A look at highlights from the day's business news:
Stocks slump at the close
U.S. stocks ended a choppy day of trading lower Monday, as a dismal economic outlook overshadowed earlier optimism fueled by takeover talk.
After starting the session sharply higher and seesawing throughout the day, the Dow Jones industrial average lost 39 points, or 0.4 percent, the S&P 500 ticked down 4 points, or 0.4 percent, and the Nasdaq composite dropped 20 points, or 0.9 percent.
It's been a rocky ride for Wall Street over the past couple of weeks, as investors have shifted their focus between positive company news and gloomy economic readings.
No major economic releases were scheduled Monday, so investors were already looking ahead to the government's revised reading of GDP due Friday, said Dave Rovelli, managing director of U.S. equities at Canaccord Adams. Gross domestic product (GDP), the broadest measure of the nation's economic activity, is forecast to be revised down to an annual rate of 1.4 percent, a significant drop from its previous reading of 2.4 percent.
Treasurys edge higher
Prices for U.S. Treasurys rose slightly Monday as investors braced for $102 billion in auctions and several economic reports.

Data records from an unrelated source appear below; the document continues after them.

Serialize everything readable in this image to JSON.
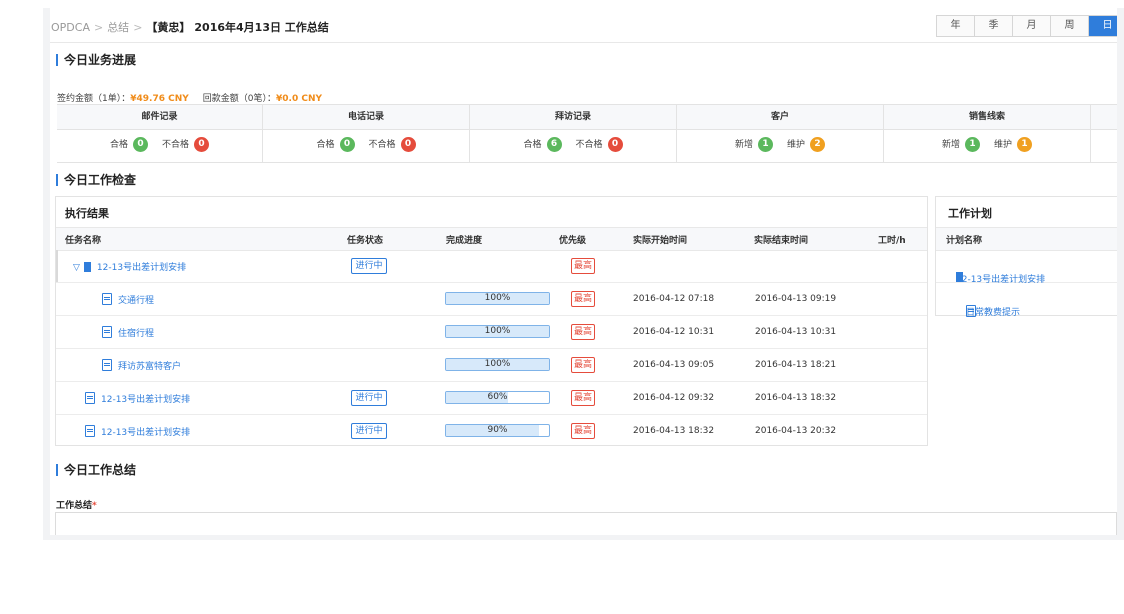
{
  "breadcrumb": {
    "root": "OPDCA",
    "summary": "总结",
    "person": "【黄忠】",
    "title": "2016年4月13日 工作总结"
  },
  "period_tabs": [
    "年",
    "季",
    "月",
    "周",
    "日"
  ],
  "period_active": "日",
  "progress_section": {
    "title": "今日业务进展",
    "signed_label": "签约金额（1单）：",
    "signed_value": "¥49.76 CNY",
    "refund_label": "回款金额（0笔）：",
    "refund_value": "¥0.0 CNY",
    "columns": [
      {
        "header": "邮件记录",
        "items": [
          {
            "label": "合格",
            "count": "0",
            "color": "#5bb85d"
          },
          {
            "label": "不合格",
            "count": "0",
            "color": "#e54c3c"
          }
        ]
      },
      {
        "header": "电话记录",
        "items": [
          {
            "label": "合格",
            "count": "0",
            "color": "#5bb85d"
          },
          {
            "label": "不合格",
            "count": "0",
            "color": "#e54c3c"
          }
        ]
      },
      {
        "header": "拜访记录",
        "items": [
          {
            "label": "合格",
            "count": "6",
            "color": "#5bb85d"
          },
          {
            "label": "不合格",
            "count": "0",
            "color": "#e54c3c"
          }
        ]
      },
      {
        "header": "客户",
        "items": [
          {
            "label": "新增",
            "count": "1",
            "color": "#5bb85d"
          },
          {
            "label": "维护",
            "count": "2",
            "color": "#f0a020"
          }
        ]
      },
      {
        "header": "销售线索",
        "items": [
          {
            "label": "新增",
            "count": "1",
            "color": "#5bb85d"
          },
          {
            "label": "维护",
            "count": "1",
            "color": "#f0a020"
          }
        ]
      }
    ]
  },
  "check_section": {
    "title": "今日工作检查"
  },
  "execution": {
    "title": "执行结果",
    "headers": {
      "name": "任务名称",
      "status": "任务状态",
      "progress": "完成进度",
      "priority": "优先级",
      "start": "实际开始时间",
      "end": "实际结束时间",
      "hours": "工时/h"
    },
    "rows": [
      {
        "name": "12-13号出差计划安排",
        "status": "进行中",
        "progress_text": "",
        "progress": null,
        "priority": "最高",
        "start": "",
        "end": "",
        "kind": "parent"
      },
      {
        "name": "交通行程",
        "status": "",
        "progress_text": "100%",
        "progress": 1.0,
        "priority": "最高",
        "start": "2016-04-12 07:18",
        "end": "2016-04-13 09:19",
        "kind": "child"
      },
      {
        "name": "住宿行程",
        "status": "",
        "progress_text": "100%",
        "progress": 1.0,
        "priority": "最高",
        "start": "2016-04-12 10:31",
        "end": "2016-04-13 10:31",
        "kind": "child"
      },
      {
        "name": "拜访苏富特客户",
        "status": "",
        "progress_text": "100%",
        "progress": 1.0,
        "priority": "最高",
        "start": "2016-04-13 09:05",
        "end": "2016-04-13 18:21",
        "kind": "child"
      },
      {
        "name": "12-13号出差计划安排",
        "status": "进行中",
        "progress_text": "60%",
        "progress": 0.6,
        "priority": "最高",
        "start": "2016-04-12 09:32",
        "end": "2016-04-13 18:32",
        "kind": "task"
      },
      {
        "name": "12-13号出差计划安排",
        "status": "进行中",
        "progress_text": "90%",
        "progress": 0.9,
        "priority": "最高",
        "start": "2016-04-13 18:32",
        "end": "2016-04-13 20:32",
        "kind": "task"
      }
    ]
  },
  "plan": {
    "title": "工作计划",
    "header": "计划名称",
    "rows": [
      {
        "name": "12-13号出差计划安排",
        "kind": "folder"
      },
      {
        "name": "日常教费提示",
        "kind": "doc"
      }
    ]
  },
  "summary_section": {
    "title": "今日工作总结",
    "field_label": "工作总结",
    "required_mark": "*"
  }
}
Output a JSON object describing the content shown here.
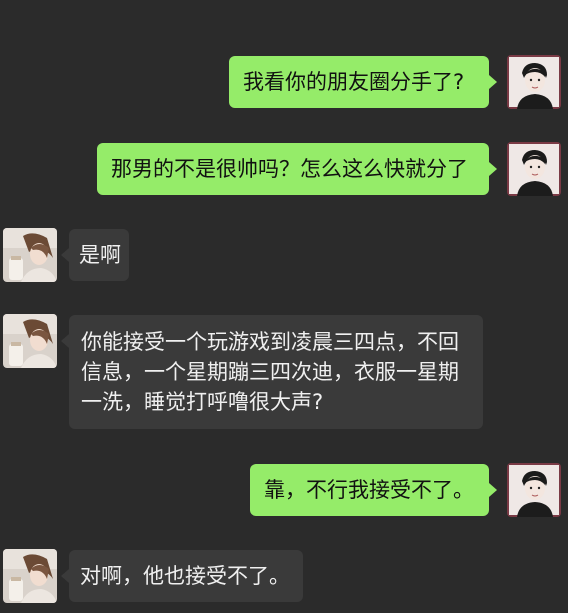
{
  "messages": [
    {
      "sender": "me",
      "text": "我看你的朋友圈分手了?"
    },
    {
      "sender": "me",
      "text": "那男的不是很帅吗？怎么这么快就分了"
    },
    {
      "sender": "other",
      "text": "是啊"
    },
    {
      "sender": "other",
      "lines": [
        "你能接受一个玩游戏到凌晨三四点，不回",
        "信息，一个星期蹦三四次迪，衣服一星期",
        "一洗，睡觉打呼噜很大声?"
      ]
    },
    {
      "sender": "me",
      "text": "靠，不行我接受不了。"
    },
    {
      "sender": "other",
      "text": "对啊，他也接受不了。"
    }
  ],
  "colors": {
    "background": "#2b2b2b",
    "my_bubble": "#95ec69",
    "other_bubble": "#3a3a3a",
    "other_text": "#f0f0f0"
  },
  "avatars": {
    "me": "male-avatar-icon",
    "other": "female-avatar-icon"
  }
}
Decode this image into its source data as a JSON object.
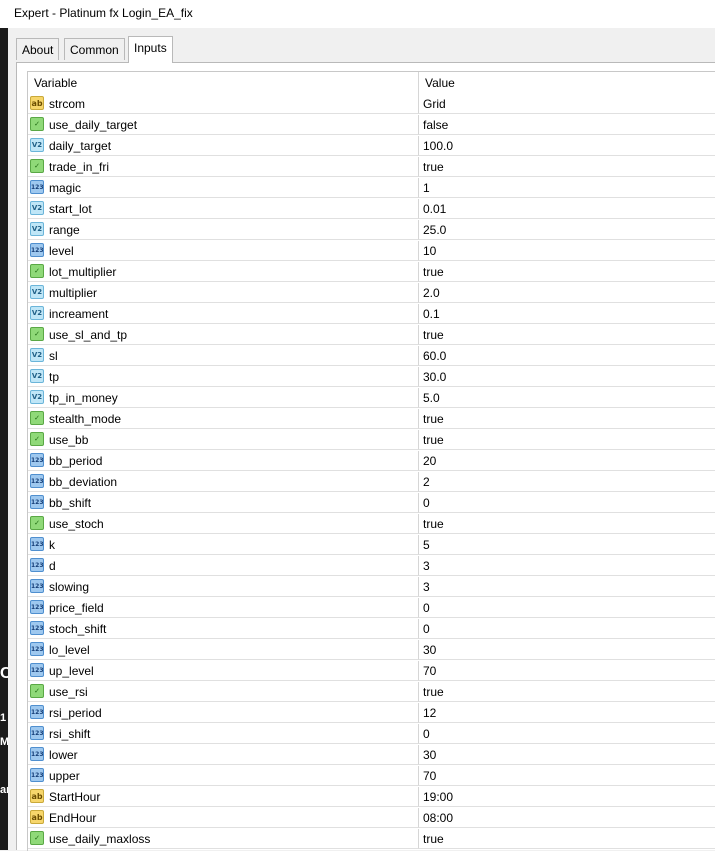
{
  "window": {
    "title": "Expert - Platinum fx Login_EA_fix"
  },
  "tabs": [
    {
      "label": "About",
      "active": false
    },
    {
      "label": "Common",
      "active": false
    },
    {
      "label": "Inputs",
      "active": true
    }
  ],
  "table": {
    "headers": {
      "variable": "Variable",
      "value": "Value"
    },
    "rows": [
      {
        "type": "string",
        "icon": "string-type-icon",
        "name": "strcom",
        "value": "Grid"
      },
      {
        "type": "bool",
        "icon": "bool-type-icon",
        "name": "use_daily_target",
        "value": "false"
      },
      {
        "type": "double",
        "icon": "double-type-icon",
        "name": "daily_target",
        "value": "100.0"
      },
      {
        "type": "bool",
        "icon": "bool-type-icon",
        "name": "trade_in_fri",
        "value": "true"
      },
      {
        "type": "int",
        "icon": "int-type-icon",
        "name": "magic",
        "value": "1"
      },
      {
        "type": "double",
        "icon": "double-type-icon",
        "name": "start_lot",
        "value": "0.01"
      },
      {
        "type": "double",
        "icon": "double-type-icon",
        "name": "range",
        "value": "25.0"
      },
      {
        "type": "int",
        "icon": "int-type-icon",
        "name": "level",
        "value": "10"
      },
      {
        "type": "bool",
        "icon": "bool-type-icon",
        "name": "lot_multiplier",
        "value": "true"
      },
      {
        "type": "double",
        "icon": "double-type-icon",
        "name": "multiplier",
        "value": "2.0"
      },
      {
        "type": "double",
        "icon": "double-type-icon",
        "name": "increament",
        "value": "0.1"
      },
      {
        "type": "bool",
        "icon": "bool-type-icon",
        "name": "use_sl_and_tp",
        "value": "true"
      },
      {
        "type": "double",
        "icon": "double-type-icon",
        "name": "sl",
        "value": "60.0"
      },
      {
        "type": "double",
        "icon": "double-type-icon",
        "name": "tp",
        "value": "30.0"
      },
      {
        "type": "double",
        "icon": "double-type-icon",
        "name": "tp_in_money",
        "value": "5.0"
      },
      {
        "type": "bool",
        "icon": "bool-type-icon",
        "name": "stealth_mode",
        "value": "true"
      },
      {
        "type": "bool",
        "icon": "bool-type-icon",
        "name": "use_bb",
        "value": "true"
      },
      {
        "type": "int",
        "icon": "int-type-icon",
        "name": "bb_period",
        "value": "20"
      },
      {
        "type": "int",
        "icon": "int-type-icon",
        "name": "bb_deviation",
        "value": "2"
      },
      {
        "type": "int",
        "icon": "int-type-icon",
        "name": "bb_shift",
        "value": "0"
      },
      {
        "type": "bool",
        "icon": "bool-type-icon",
        "name": "use_stoch",
        "value": "true"
      },
      {
        "type": "int",
        "icon": "int-type-icon",
        "name": "k",
        "value": "5"
      },
      {
        "type": "int",
        "icon": "int-type-icon",
        "name": "d",
        "value": "3"
      },
      {
        "type": "int",
        "icon": "int-type-icon",
        "name": "slowing",
        "value": "3"
      },
      {
        "type": "int",
        "icon": "int-type-icon",
        "name": "price_field",
        "value": "0"
      },
      {
        "type": "int",
        "icon": "int-type-icon",
        "name": "stoch_shift",
        "value": "0"
      },
      {
        "type": "int",
        "icon": "int-type-icon",
        "name": "lo_level",
        "value": "30"
      },
      {
        "type": "int",
        "icon": "int-type-icon",
        "name": "up_level",
        "value": "70"
      },
      {
        "type": "bool",
        "icon": "bool-type-icon",
        "name": "use_rsi",
        "value": "true"
      },
      {
        "type": "int",
        "icon": "int-type-icon",
        "name": "rsi_period",
        "value": "12"
      },
      {
        "type": "int",
        "icon": "int-type-icon",
        "name": "rsi_shift",
        "value": "0"
      },
      {
        "type": "int",
        "icon": "int-type-icon",
        "name": "lower",
        "value": "30"
      },
      {
        "type": "int",
        "icon": "int-type-icon",
        "name": "upper",
        "value": "70"
      },
      {
        "type": "string",
        "icon": "string-type-icon",
        "name": "StartHour",
        "value": "19:00"
      },
      {
        "type": "string",
        "icon": "string-type-icon",
        "name": "EndHour",
        "value": "08:00"
      },
      {
        "type": "bool",
        "icon": "bool-type-icon",
        "name": "use_daily_maxloss",
        "value": "true"
      }
    ]
  },
  "colors": {
    "string_icon": "#f7d66b",
    "bool_icon": "#8fd978",
    "double_icon": "#bfe6f7",
    "int_icon": "#9ec8ef"
  }
}
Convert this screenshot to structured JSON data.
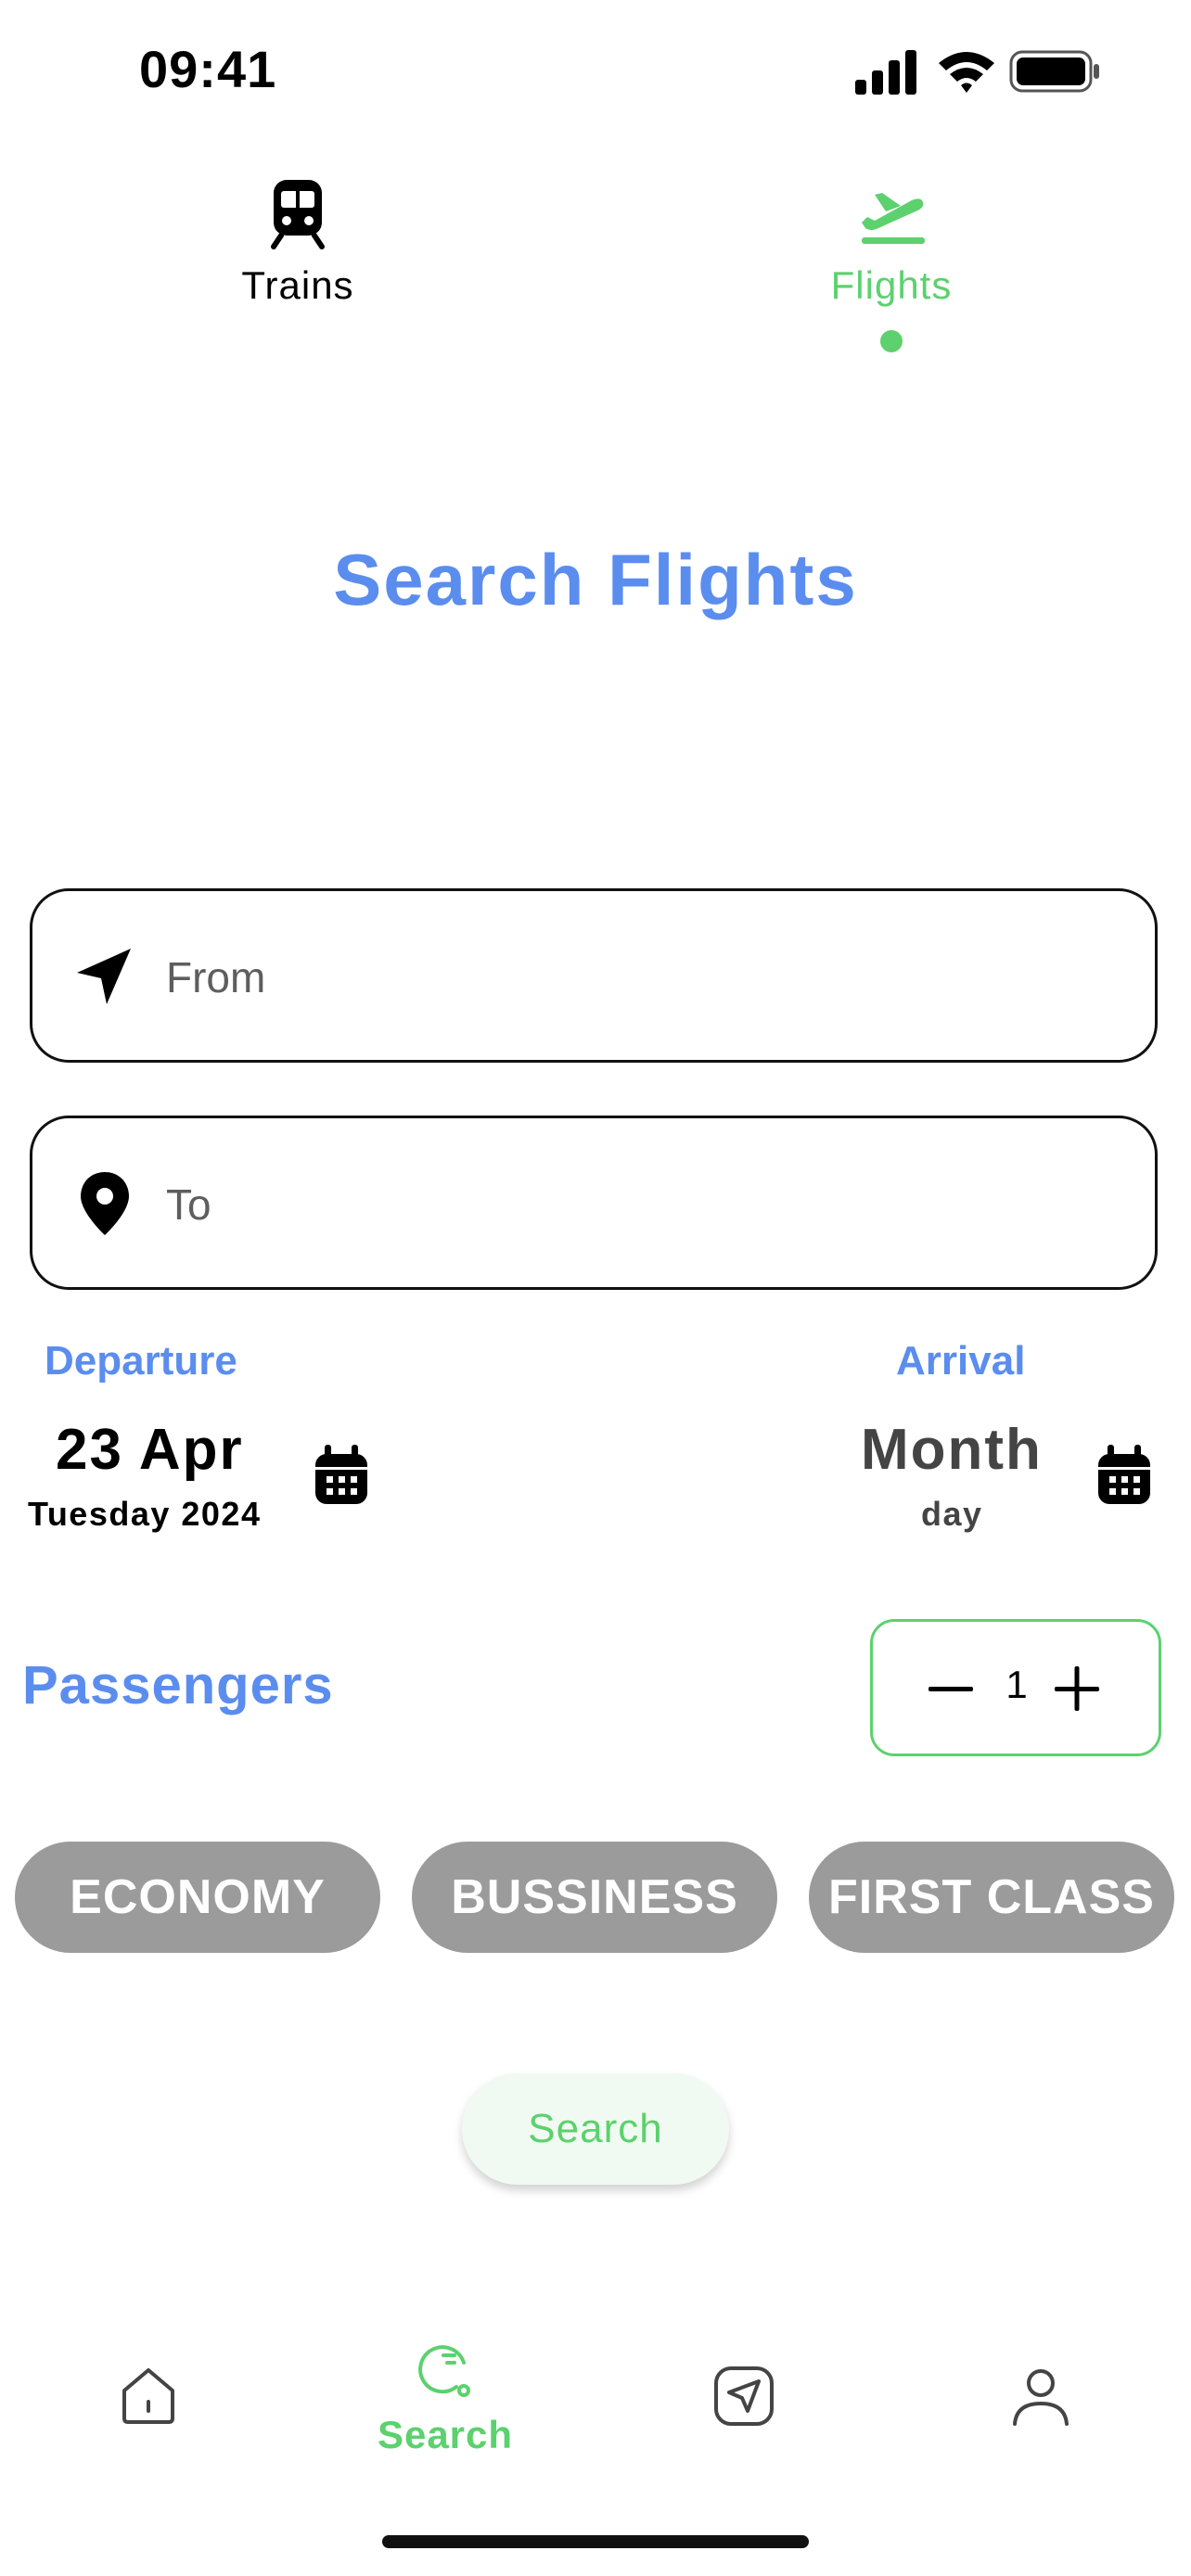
{
  "status_bar": {
    "time": "09:41"
  },
  "mode_tabs": [
    {
      "label": "Trains",
      "icon": "train-icon",
      "active": false
    },
    {
      "label": "Flights",
      "icon": "plane-takeoff-icon",
      "active": true
    }
  ],
  "title": "Search Flights",
  "from_field": {
    "placeholder": "From",
    "value": "",
    "icon": "navigation-arrow-icon"
  },
  "to_field": {
    "placeholder": "To",
    "value": "",
    "icon": "location-pin-icon"
  },
  "departure": {
    "label": "Departure",
    "date": "23 Apr",
    "weekday_year": "Tuesday 2024"
  },
  "arrival": {
    "label": "Arrival",
    "month": "Month",
    "day": "day"
  },
  "passengers": {
    "label": "Passengers",
    "count": "1"
  },
  "class_options": [
    "ECONOMY",
    "BUSSINESS",
    "FIRST CLASS"
  ],
  "search_button": "Search",
  "bottom_nav": [
    {
      "icon": "home-icon",
      "label": ""
    },
    {
      "icon": "search-icon",
      "label": "Search",
      "active": true
    },
    {
      "icon": "navigation-icon",
      "label": ""
    },
    {
      "icon": "profile-icon",
      "label": ""
    }
  ],
  "colors": {
    "accent_blue": "#5b8def",
    "accent_green": "#5cd16e",
    "chip_gray": "#9b9b9b"
  }
}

The yield on the benchmark 10-year note fell to 2.6 percent from 2.62 percent late
Friday. Bond prices and yields move in opposite directions.
The yield on the two-year note fell near a record low at 0.49 percent, while the
five-year yield dipped to 1.42 percent. But the yield on the 30-year bond was unchanged at 3.66 percent.
The mixed performance came after Treasury yields held near historic lows for most of last week as economic jitters boosted the appeal of fixed-income assets such as U.S. debt.
Investors have been torn between improved corporate profits and merger activity on the one hand, and disappointing economic indicators, such as a recent increase in initial claims for jobless benefits, on the other hand. As a result, trading in stocks and bonds has been choppy, with relatively few investors driving the market.
- CNNMoney.com reporters Blake Ellis andÂ Ben Rooney contributed to this report.